+++ RECORD SET +++

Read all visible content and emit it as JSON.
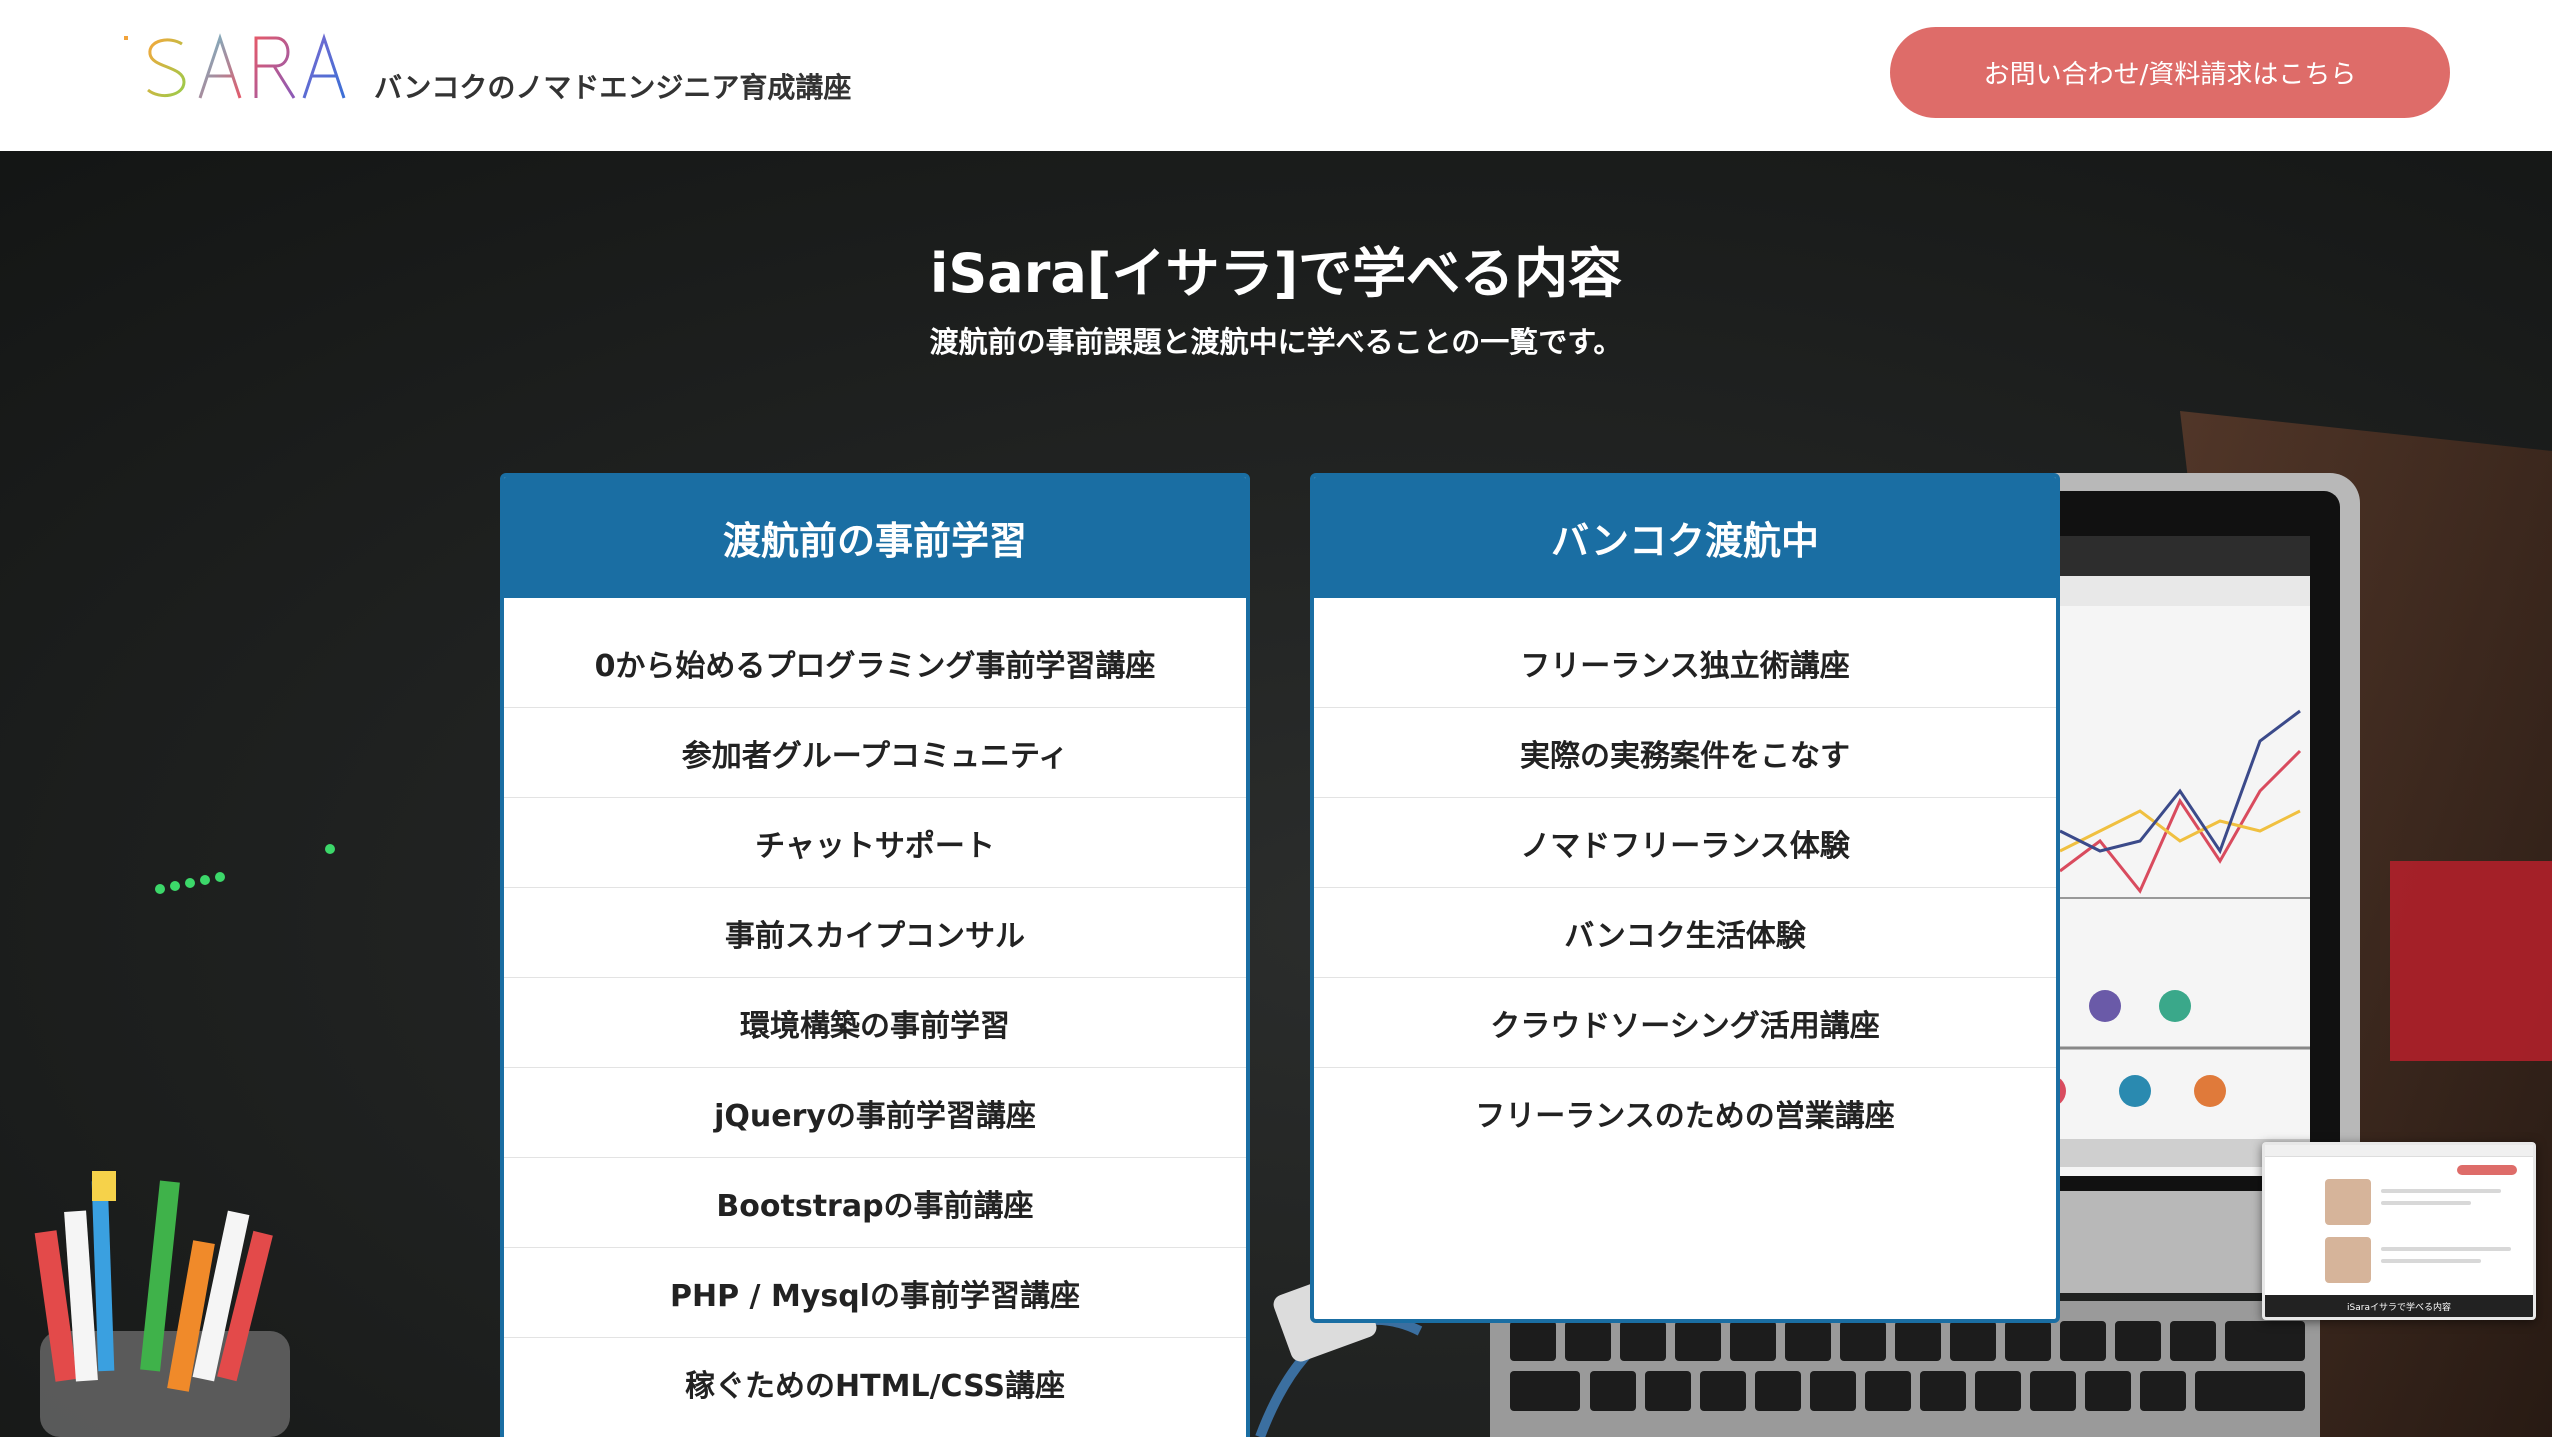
{
  "header": {
    "logo_text": "iSARA",
    "tagline": "バンコクのノマドエンジニア育成講座",
    "cta_label": "お問い合わせ/資料請求はこちら"
  },
  "section": {
    "title": "iSara[イサラ]で学べる内容",
    "subtitle": "渡航前の事前課題と渡航中に学べることの一覧です。"
  },
  "panels": {
    "before": {
      "title": "渡航前の事前学習",
      "items": [
        "0から始めるプログラミング事前学習講座",
        "参加者グループコミュニティ",
        "チャットサポート",
        "事前スカイプコンサル",
        "環境構築の事前学習",
        "jQueryの事前学習講座",
        "Bootstrapの事前講座",
        "PHP / Mysqlの事前学習講座",
        "稼ぐためのHTML/CSS講座"
      ]
    },
    "during": {
      "title": "バンコク渡航中",
      "items": [
        "フリーランス独立術講座",
        "実際の実務案件をこなす",
        "ノマドフリーランス体験",
        "バンコク生活体験",
        "クラウドソーシング活用講座",
        "フリーランスのための営業講座"
      ]
    }
  },
  "thumbnail": {
    "footer_text": "iSaraイサラで学べる内容"
  },
  "colors": {
    "accent_blue": "#1a6ea3",
    "cta_red": "#de6c69",
    "hero_bg": "#1d1f1e"
  }
}
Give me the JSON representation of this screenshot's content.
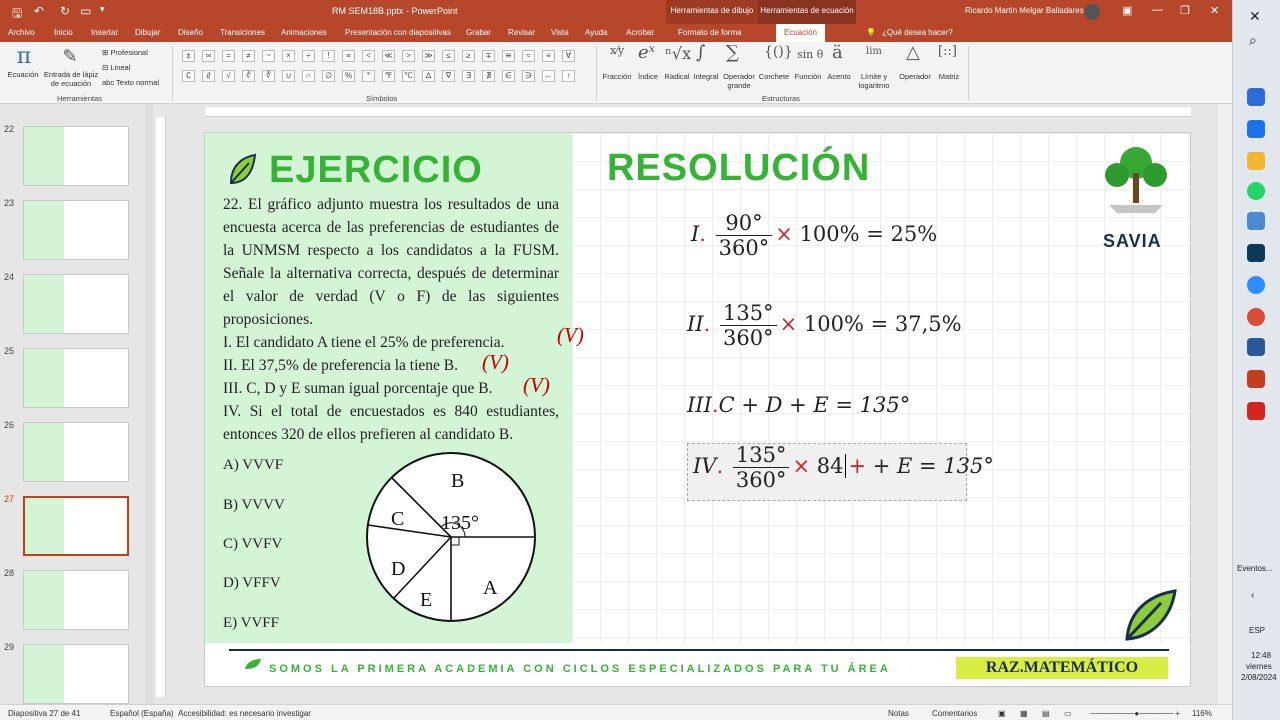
{
  "titlebar": {
    "doc_title": "RM SEM18B.pptx  -  PowerPoint",
    "ctx_drawing": "Herramientas de dibujo",
    "ctx_equation": "Herramientas de ecuación",
    "user": "Ricardo Martin Melgar Balladares"
  },
  "tabs": [
    "Archivo",
    "Inicio",
    "Insertar",
    "Dibujar",
    "Diseño",
    "Transiciones",
    "Animaciones",
    "Presentación con diapositivas",
    "Grabar",
    "Revisar",
    "Vista",
    "Ayuda",
    "Acrobat",
    "Formato de forma",
    "Ecuación"
  ],
  "tell_me": "¿Qué desea hacer?",
  "ribbon": {
    "equation": "Ecuación",
    "ink": "Entrada de lápiz de ecuación",
    "professional": "Profesional",
    "linear": "Lineal",
    "normal_text": "Texto normal",
    "group_tools": "Herramientas",
    "group_symbols": "Símbolos",
    "group_structures": "Estructuras",
    "symbols_row1": [
      "±",
      "∞",
      "=",
      "≠",
      "~",
      "×",
      "÷",
      "!",
      "∝",
      "<",
      "≪",
      ">",
      "≫",
      "≤",
      "≥",
      "∓",
      "≅",
      "≈",
      "≡",
      "∀"
    ],
    "symbols_row2": [
      "∁",
      "∂",
      "√",
      "∛",
      "∜",
      "∪",
      "∩",
      "∅",
      "%",
      "°",
      "℉",
      "℃",
      "∆",
      "∇",
      "∃",
      "∄",
      "∈",
      "∋",
      "←",
      "↑"
    ],
    "structures": [
      "Fracción",
      "Índice",
      "Radical",
      "Integral",
      "Operador grande",
      "Corchete",
      "Función",
      "Acento",
      "Límite y logaritmo",
      "Operador",
      "Matriz"
    ]
  },
  "thumbnails": [
    {
      "n": "22"
    },
    {
      "n": "23"
    },
    {
      "n": "24"
    },
    {
      "n": "25"
    },
    {
      "n": "26"
    },
    {
      "n": "27"
    },
    {
      "n": "28"
    },
    {
      "n": "29"
    }
  ],
  "slide": {
    "title_left": "EJERCICIO",
    "title_right": "RESOLUCIÓN",
    "brand": "SAVIA",
    "problem": "22. El gráfico adjunto muestra los resultados de una encuesta acerca de las preferencias de estudiantes de la UNMSM respecto a los candidatos a la FUSM. Señale la alternativa correcta, después de determinar el valor de verdad (V o F) de las siguientes proposiciones.",
    "props": [
      "I. El candidato A tiene el 25% de preferencia.",
      "II. El 37,5% de preferencia la tiene B.",
      "III. C, D y E suman igual porcentaje que B.",
      "IV. Si el total de encuestados es 840 estudiantes, entonces 320 de ellos prefieren al candidato B."
    ],
    "marks": [
      "(V)",
      "(V)",
      "(V)"
    ],
    "options": [
      "A) VVVF",
      "B) VVVV",
      "C) VVFV",
      "D) VFFV",
      "E) VVFF"
    ],
    "pie": {
      "labels": [
        "B",
        "C",
        "D",
        "E",
        "A"
      ],
      "angle_label": "135°"
    },
    "eq1": {
      "pre": "I",
      "num": "90°",
      "den": "360°",
      "rest": "100% = 25%"
    },
    "eq2": {
      "pre": "II",
      "num": "135°",
      "den": "360°",
      "rest": "100% = 37,5%"
    },
    "eq3": {
      "pre": "III",
      "body": "C + D + E = 135°"
    },
    "eq4": {
      "pre": "IV",
      "num": "135°",
      "den": "360°",
      "mid": "84",
      "rest": "+ E = 135°"
    },
    "footer": "SOMOS LA PRIMERA ACADEMIA CON CICLOS ESPECIALIZADOS PARA TU ÁREA",
    "subject": "RAZ.MATEMÁTICO"
  },
  "status": {
    "slide": "Diapositiva 27 de 41",
    "lang": "Español (España)",
    "access": "Accesibilidad: es necesario investigar",
    "notes": "Notas",
    "comments": "Comentarios",
    "zoom": "116%"
  },
  "taskbar": {
    "events": "Eventos...",
    "lang": "ESP",
    "time": "12:48",
    "day": "viernes",
    "date": "2/08/2024"
  }
}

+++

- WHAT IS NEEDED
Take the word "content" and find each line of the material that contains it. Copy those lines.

- EXERCISE OUTPUT
Read all visible content and emit it as JSON.
Give me the JSON representation of this screenshot's content.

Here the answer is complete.